Opera's new store beams HTML5 apps into tellies
Facebook and Vimeo squeezed into punters' TV time
CES 2012 Opera Software is making a play for turning your TV into a window-on-the-web with the announcement of Opera TV Store.
The browser maker's unveiled e-shop will flog HTML5 apps that you can use from your TV. The idea is to make it possible to access web content and apps using your existing HD-TV and remote controls, without needing to hook up a media centre or keyboard.
Opera said in a release: "By introducing easily navigated HTML5 apps such as Facebook or Vimeo to your living room, it expands your TV entertainment options." Opera TV Store was unveiled at the Consumer Electronics Show (CES) in Las Vegas on Monday.
The cloud-based Opera TV Store comes as rival browser-maker Google last October revamped its Google TV. This combines web, TV and films, and the Android Market through Google's Chrome browser with Android running on the hardware.
Opera TV Store features the familiar - to Opera's browser users - Speed Dial page that lets you add favourite web sites as on-screen icons and click them for access.

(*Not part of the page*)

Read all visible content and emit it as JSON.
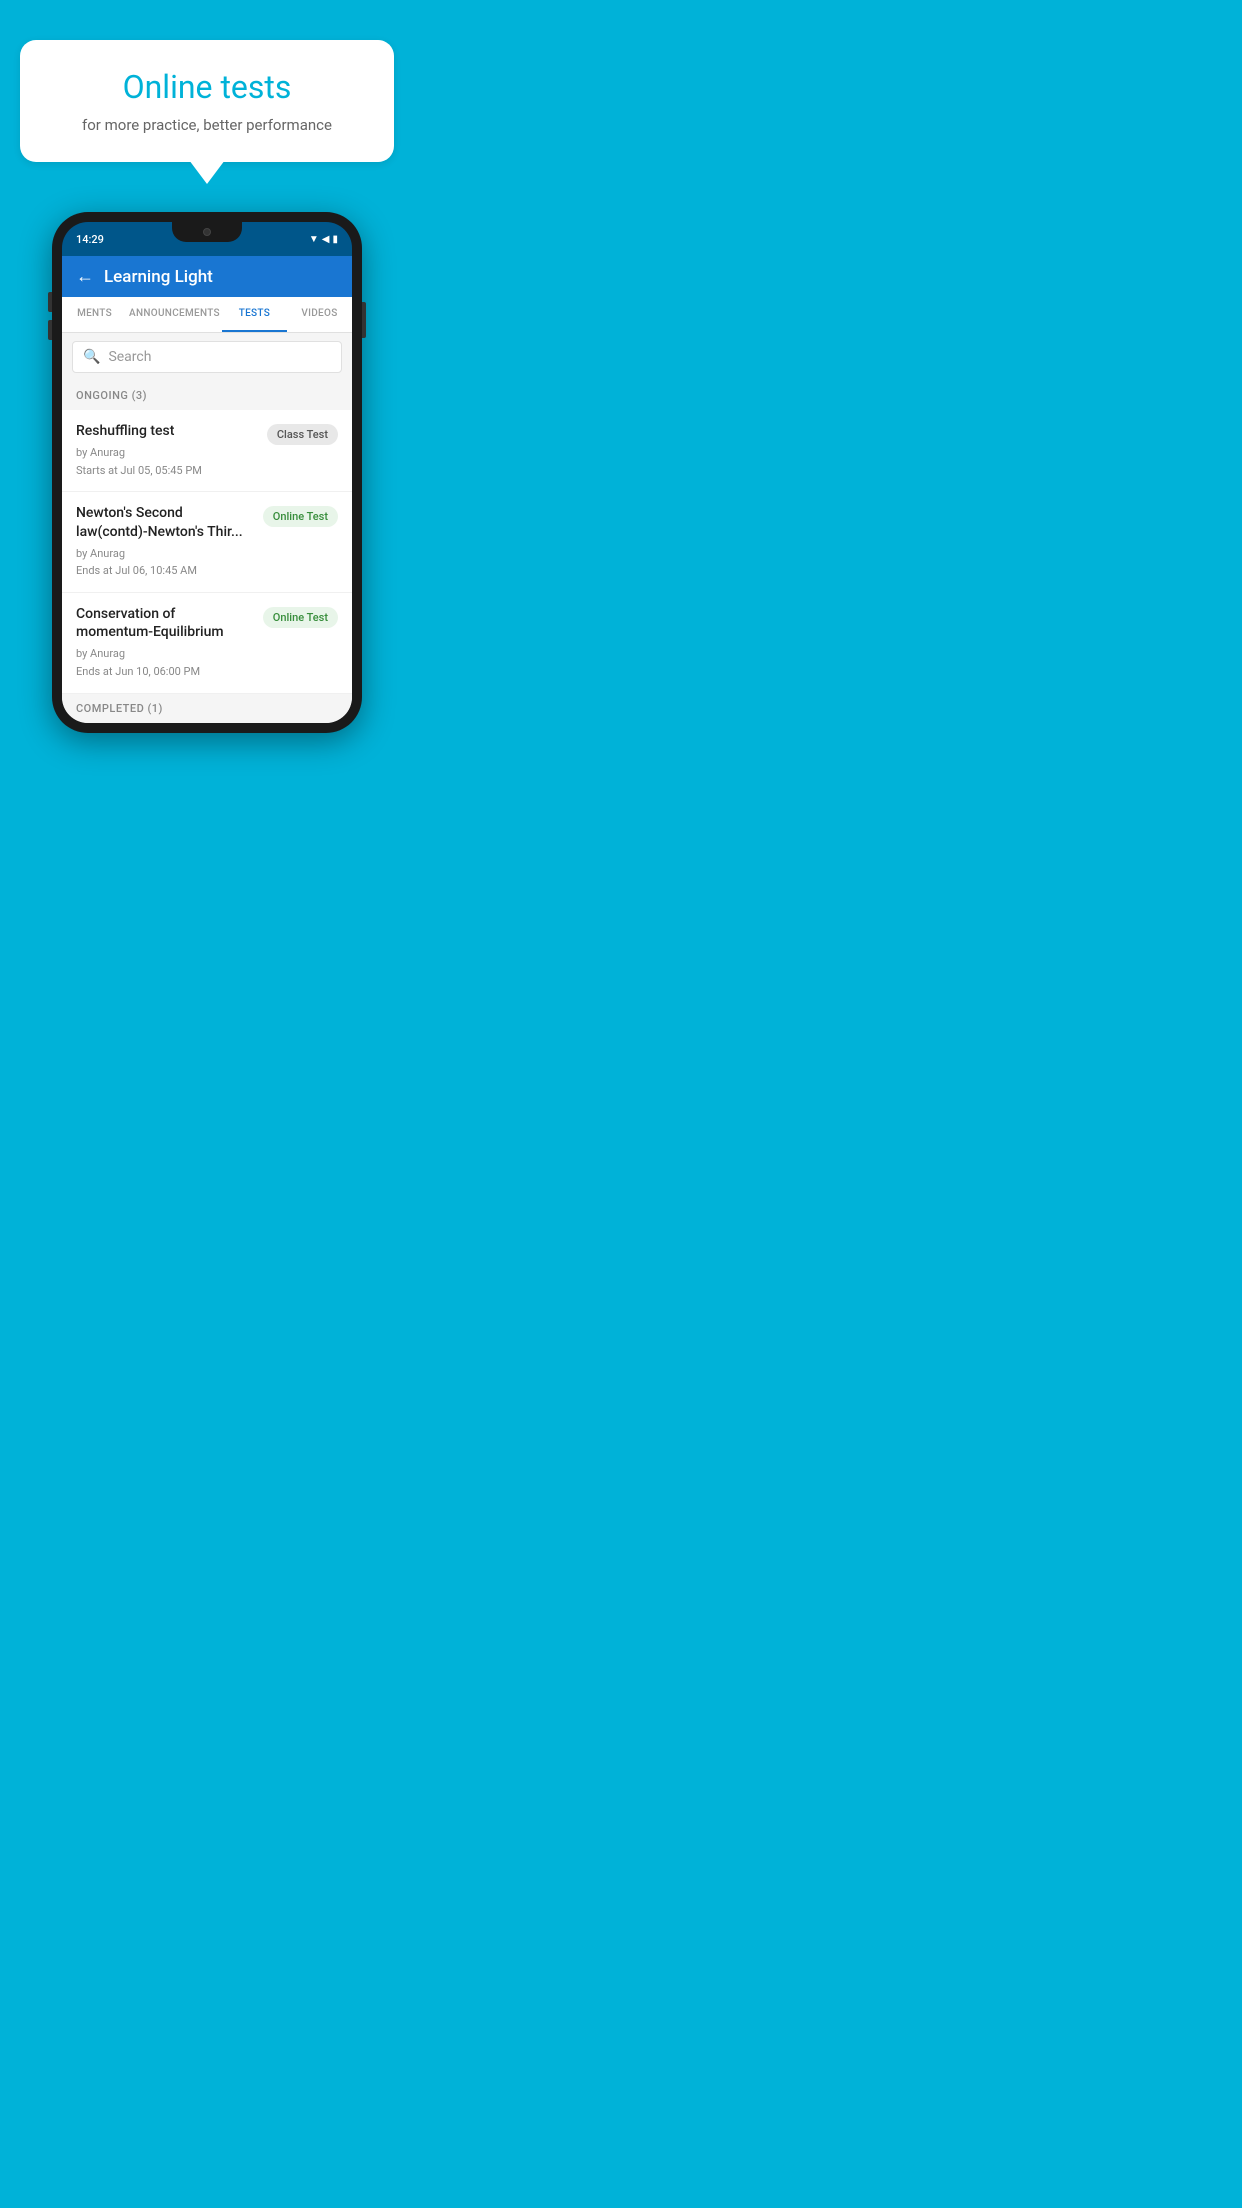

You can also resize the applications and receive notifications if something has happened in an app when you've got it running in the background.
Like Linux shop Canonical, which announced Ubuntu TV at CES, Opera is making a heavy play for partners - device makers, developers and content partners.
How the Opera TV Store fits together. Credit: Opera
Opera said its store can be installed by OEMs on "any" set top box, Blu-ray player or HD-ready TV - provided they've got the connectivity, software and enough oomph to render the HTML5 apps. Devices that have integrated the Opera Devices SDK will be capable. Hardware makers and content providers have been asked to contact Opera, here.
You can watch the Opera video plug for its store, set in a perfectly proportioned computer-conceived Scandinavian bachelor pad, here. ®
Would certainly consider an Opera interface over an Ubunty Unity interface
If it means buying a new tellybox then forget it. TV years are pretty much the same as dog years - my old CRT job died aged 16 about a year ago.
Sounds like a plan...
Web on TV should be easy if that's all you want.
Having experienced the joys of the PS3's browser, I would much rather trust an established browser than a manufacturer's kludge to deliver browsing that just works.
And I would rather have just the browser added than have a distro's, Apple** or Google's grand designs muck with a simple TV.
* I use FF myself, but I don't know that they would deliver what is essentially an embedded browser successfully. Getting FF its required 400 MB RAM fix on a telly would be a bit over the top ;-)
** Apple's non-support of Blu-Ray is tediously limiting, childish and one of the few serious gripes I have with them.